Evidence Based Practice

Recall a situation when you were asked to perform a specific intervention and/or practice idea based on authority or tradition. Describe the intervention or practice. 
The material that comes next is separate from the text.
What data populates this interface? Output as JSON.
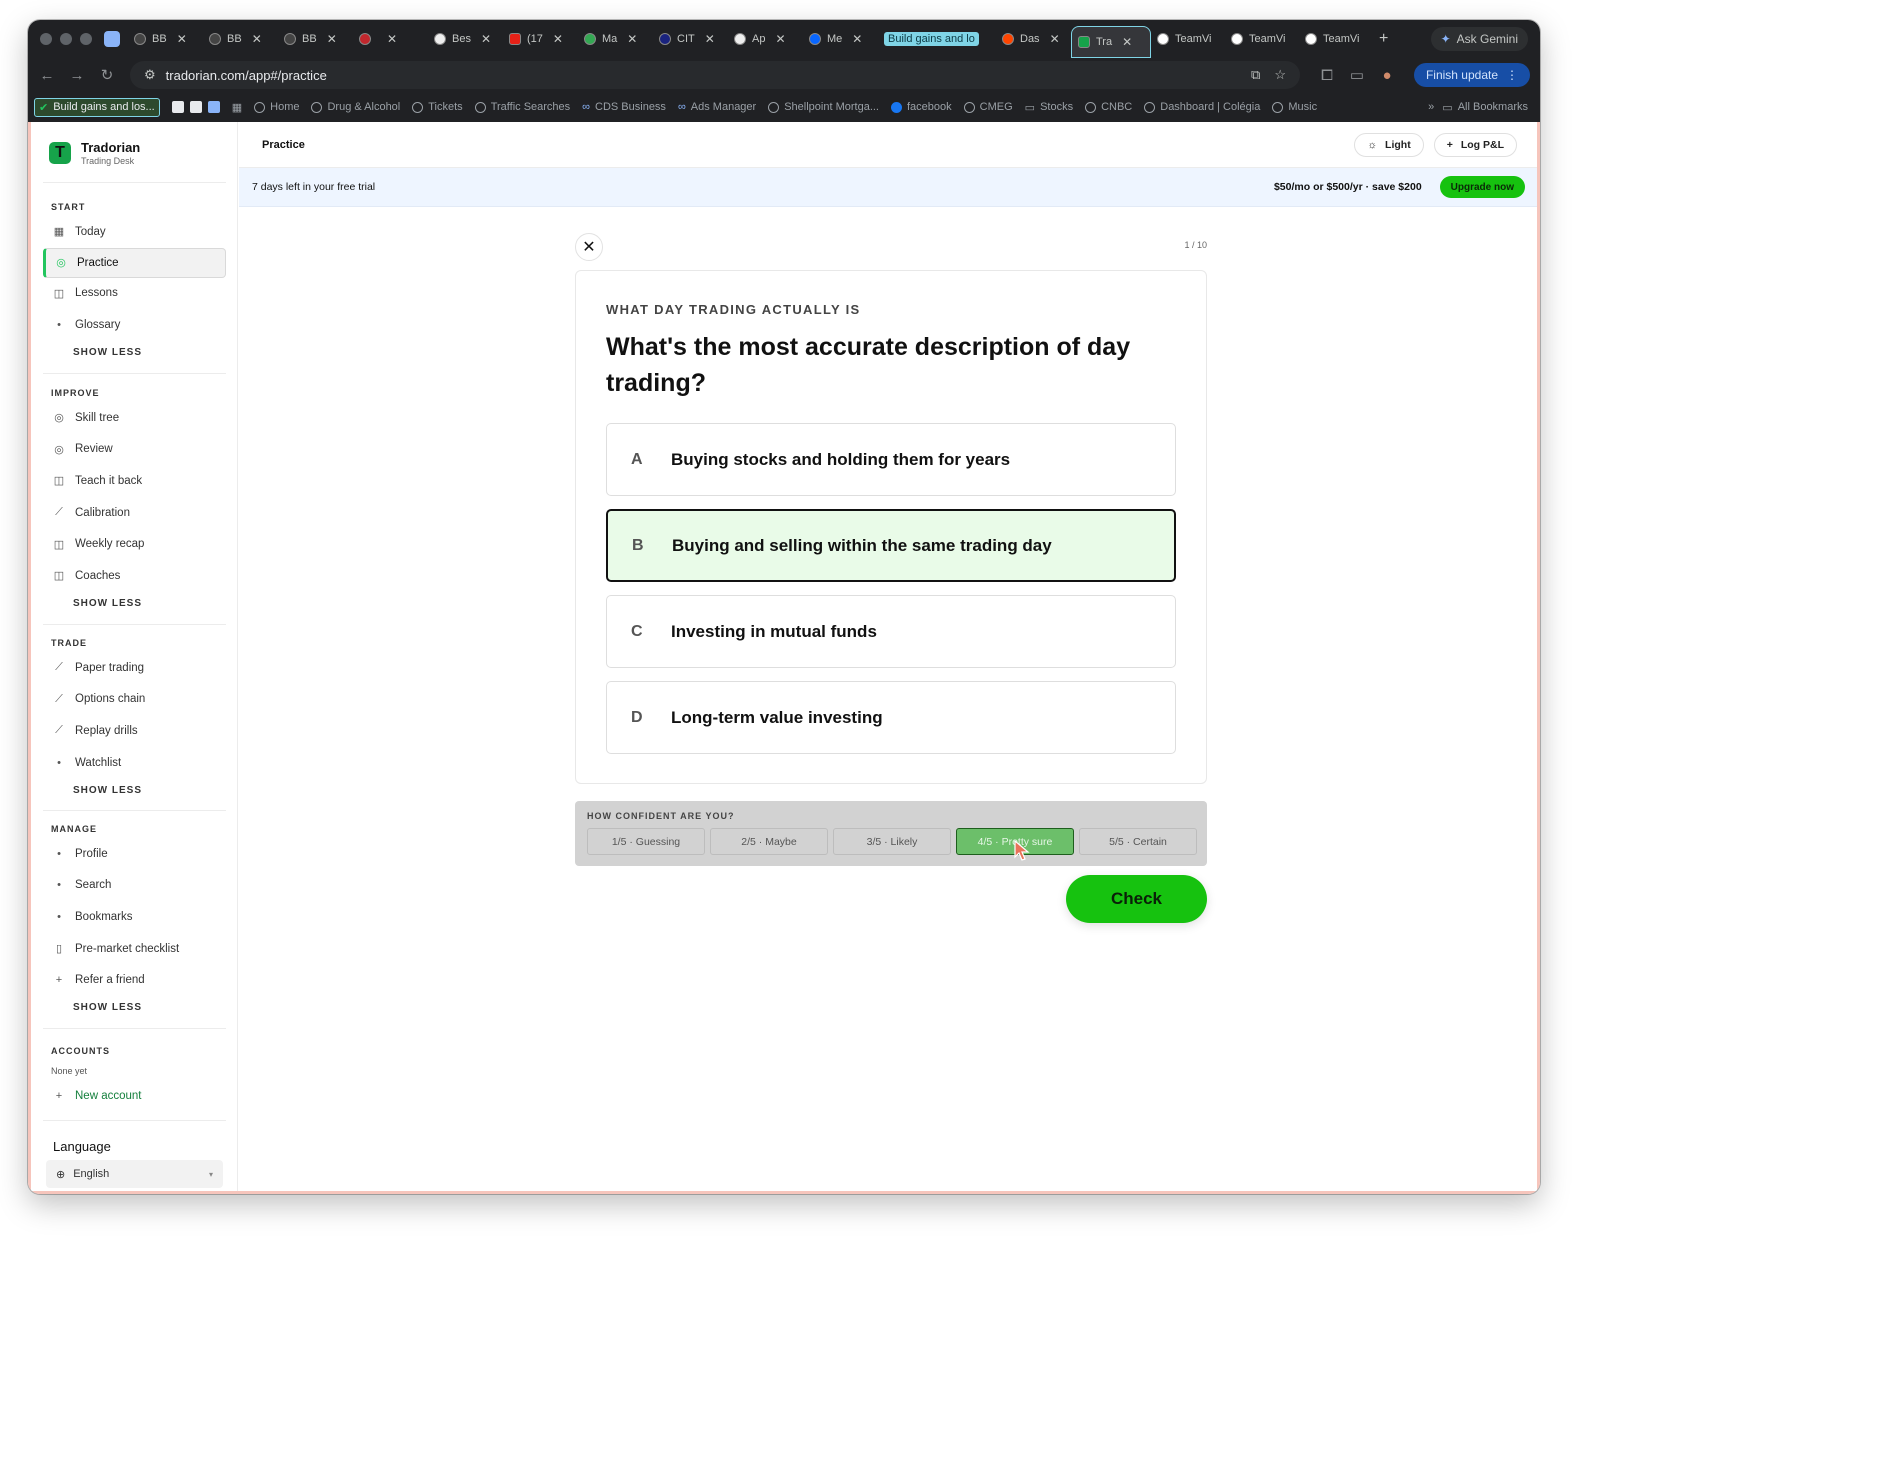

When I first finished nursing school, I worked as an RN on a medical-surgical unit. I was fairly new on the floor and being fresh off of orientation was absolutely terrifying. I had never flushed a PICC line on a real person before, and on that unit, we had to draw our own labs. One of my patients that required early morning labs had a PICC line in place. There was a nurse working with me that night, and I had asked her to come help me, or at least make sure I was doing things correctly as I never had done it live before. I flushed the line with saline first, wasted the required mL of blood, drew the actual blood in a new syringe, flushed with saline, and then with Heparin. This is also known as “SASH,” or saline, administer, saline, heparin. Each time a new syringe is attached to the PICC line, I was to clean the PICC line hub with an alcohol wipe for about 15 seconds. All of this is always performed with proper hand hygiene and gloves. Even though I was drawing blood, the process still held true. Everything worked out and I did the procedure correctly, however I was doing only what the nurse had told me to do and was unsure if that was the correct process or not.

Based on your knowledge of evidence-based practice, does this practice still hold value now?  Use an Evidence-Based Guideline or nursing specialty organization Standard of Practice to support your answer.

Based on my knowledge of evidence-based practice, the SASH method is still used. As a home care independent nurse, one of my patients has a power port, and SASH is used for that patient as well. Cleaning the hub of these central lines with an alcohol wipe for 15 seconds is also implemented every time. Expert opinion agrees with cleaning the hub with an alcohol wipe for about 10-15 seconds between each flush or medication administration (Hadaway, 2006). Infection prevention is one of the most important aspects of healthcare. There are so many germs and factors against an ill person, it is up to nurses and practitioners to prevent infection as much as possible. I am glad that when I accessed my first PICC line that I was able to perform things correctly, and I did not cause any harm or infection risk to my patient.

Hadaway, L. 2006. Flushing vascular access catheters: Risks for infection. Infection Control Resource, 4(2), 1-8.